Short stories and essays in Abbe’s latest work, Tattle Tales: Essays and Stories Along the Way showcase her writings from the last twenty years. Her voice takes the form of a child, a maturing woman, and that of an older man, coming to terms with losing his memory.
What are you working on now?
I have another novel just beginning to take shape. The title is Founding Stones. The theme, one that overwhelms me, causing my knees to shake is what defines us. The story is will be centered in Skagit Valley, with some old characters from my previous books, River of Angels, and Color of Lies, with a host of new ones. My research into rocks and stones will parallel ideas of what defines us as human beings and what defines earth as our world.

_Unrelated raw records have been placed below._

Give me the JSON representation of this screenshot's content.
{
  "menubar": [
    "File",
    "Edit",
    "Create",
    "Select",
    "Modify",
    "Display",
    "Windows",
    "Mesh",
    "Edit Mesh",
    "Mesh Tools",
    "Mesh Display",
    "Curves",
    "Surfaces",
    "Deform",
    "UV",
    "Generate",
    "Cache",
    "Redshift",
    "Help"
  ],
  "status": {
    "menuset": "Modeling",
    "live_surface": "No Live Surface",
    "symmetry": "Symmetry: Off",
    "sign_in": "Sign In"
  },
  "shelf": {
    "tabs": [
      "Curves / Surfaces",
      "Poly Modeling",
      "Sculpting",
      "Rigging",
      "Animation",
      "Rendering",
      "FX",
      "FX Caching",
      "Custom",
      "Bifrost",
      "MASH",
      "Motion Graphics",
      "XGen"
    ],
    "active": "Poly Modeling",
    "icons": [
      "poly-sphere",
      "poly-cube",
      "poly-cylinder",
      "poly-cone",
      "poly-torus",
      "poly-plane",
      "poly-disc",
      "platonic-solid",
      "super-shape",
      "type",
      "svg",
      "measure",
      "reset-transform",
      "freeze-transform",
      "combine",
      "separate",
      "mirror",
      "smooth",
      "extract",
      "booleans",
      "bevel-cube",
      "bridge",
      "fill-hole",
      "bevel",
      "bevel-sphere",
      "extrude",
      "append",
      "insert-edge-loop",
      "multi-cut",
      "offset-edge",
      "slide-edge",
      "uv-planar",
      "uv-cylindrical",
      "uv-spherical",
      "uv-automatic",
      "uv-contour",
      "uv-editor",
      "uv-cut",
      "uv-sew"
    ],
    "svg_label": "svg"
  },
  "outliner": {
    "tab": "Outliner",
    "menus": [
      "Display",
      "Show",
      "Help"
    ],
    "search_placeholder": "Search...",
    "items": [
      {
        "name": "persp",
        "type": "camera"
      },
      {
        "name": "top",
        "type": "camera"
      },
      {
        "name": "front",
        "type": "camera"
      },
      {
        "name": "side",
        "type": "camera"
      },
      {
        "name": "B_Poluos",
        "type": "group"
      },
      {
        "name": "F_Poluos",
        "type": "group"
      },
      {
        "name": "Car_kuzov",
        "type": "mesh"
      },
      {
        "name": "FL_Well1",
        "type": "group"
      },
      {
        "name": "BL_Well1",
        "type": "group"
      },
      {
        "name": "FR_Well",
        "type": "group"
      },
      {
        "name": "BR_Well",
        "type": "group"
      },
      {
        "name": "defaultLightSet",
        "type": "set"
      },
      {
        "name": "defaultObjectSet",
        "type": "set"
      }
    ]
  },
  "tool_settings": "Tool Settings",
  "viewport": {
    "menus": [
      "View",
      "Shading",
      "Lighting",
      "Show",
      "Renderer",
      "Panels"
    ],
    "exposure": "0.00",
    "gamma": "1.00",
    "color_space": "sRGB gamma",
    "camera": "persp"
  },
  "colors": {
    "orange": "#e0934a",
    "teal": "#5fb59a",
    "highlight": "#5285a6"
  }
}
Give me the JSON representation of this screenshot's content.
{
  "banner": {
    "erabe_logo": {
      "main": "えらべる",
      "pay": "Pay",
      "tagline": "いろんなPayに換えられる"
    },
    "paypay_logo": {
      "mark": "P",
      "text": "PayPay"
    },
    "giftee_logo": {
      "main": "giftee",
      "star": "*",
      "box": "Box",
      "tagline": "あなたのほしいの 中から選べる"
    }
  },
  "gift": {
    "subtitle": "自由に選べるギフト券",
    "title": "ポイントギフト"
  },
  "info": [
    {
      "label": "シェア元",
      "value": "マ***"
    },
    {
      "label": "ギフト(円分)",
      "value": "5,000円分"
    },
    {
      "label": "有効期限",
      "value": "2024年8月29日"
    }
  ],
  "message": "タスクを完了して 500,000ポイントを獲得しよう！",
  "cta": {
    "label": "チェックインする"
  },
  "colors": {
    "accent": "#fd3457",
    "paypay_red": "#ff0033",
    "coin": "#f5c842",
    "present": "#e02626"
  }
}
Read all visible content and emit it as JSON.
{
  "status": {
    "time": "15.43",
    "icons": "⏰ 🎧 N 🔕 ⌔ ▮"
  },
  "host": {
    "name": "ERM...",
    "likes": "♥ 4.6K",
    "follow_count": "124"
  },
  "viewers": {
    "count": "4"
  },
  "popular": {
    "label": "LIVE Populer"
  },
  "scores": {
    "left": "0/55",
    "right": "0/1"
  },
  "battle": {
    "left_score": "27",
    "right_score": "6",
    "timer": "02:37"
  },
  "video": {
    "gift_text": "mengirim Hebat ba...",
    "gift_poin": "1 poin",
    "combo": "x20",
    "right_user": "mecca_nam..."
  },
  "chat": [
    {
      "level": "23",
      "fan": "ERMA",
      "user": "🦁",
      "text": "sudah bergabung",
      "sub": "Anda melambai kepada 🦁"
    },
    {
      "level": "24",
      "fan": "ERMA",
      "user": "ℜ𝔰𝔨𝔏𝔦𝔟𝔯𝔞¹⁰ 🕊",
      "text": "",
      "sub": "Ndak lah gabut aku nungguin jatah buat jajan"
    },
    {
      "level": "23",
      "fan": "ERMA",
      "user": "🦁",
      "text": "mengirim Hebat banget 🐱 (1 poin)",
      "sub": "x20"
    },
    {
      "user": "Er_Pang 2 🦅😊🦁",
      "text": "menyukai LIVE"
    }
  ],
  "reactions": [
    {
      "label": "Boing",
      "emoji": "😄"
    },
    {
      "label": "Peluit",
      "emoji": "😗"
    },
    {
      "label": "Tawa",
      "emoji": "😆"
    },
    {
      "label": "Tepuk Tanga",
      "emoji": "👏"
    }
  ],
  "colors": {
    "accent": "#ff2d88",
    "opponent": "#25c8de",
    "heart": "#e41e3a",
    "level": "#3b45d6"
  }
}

My most recent book, Cocoon of Cancer: An Invitation to Love Deeply, is a book I never intended to write. Cancer invades all our lives and my husband’s diagnosis took me in another direction. I put on hold all my creative juices to nurture and understand this new life.
With renewed energy I’ll publish my next book, Tattle Tales: Essays and Stories, this summer. It is a compilation of twenty years of writing. A sprinkling of humor, thoughtfulness, and stages of life’s journey.
To encourage understanding through the art of story-telling, and to challenge assumptions by creating a passageway to the heart and mind.
Questions & Answers with Abbe
How do you create a character so the reader connects?
I watch people around me and keep small habits in my head. I notice when someone walks into my restaurant how their feet hit the floor, if they have an easy smile, or if their hands shake. Since I work with the public and have a family, I see with my heart. I believe that each person is complex, and I want my characters to reflect that complexity. Often I combine traits of individuals from my varied past. Having lived in different cultures, I have felt like the odd one out. My perspective changes as I become the foreigner, the person who can’t communicate. I wanted to be an actress as a child. Now I become the characters.
What secret can you reveal to the audience that is in your head about the characters, the force behind the creation that isn’t stated in the book?
To come up with a character like Molly McCain, you really have to twist yourself into something negative. These were my hardest chapters, and I purposely kept them short. I drew on all the people I knew with negative characteristics and tried to think and act like they would. I actually researched the psychology of a bully. If you go through the book you will see that Molly’s chapters are few and far between. Her ugliness can wear you down. I would have to run for an hour or work in the garden to bring myself back to center.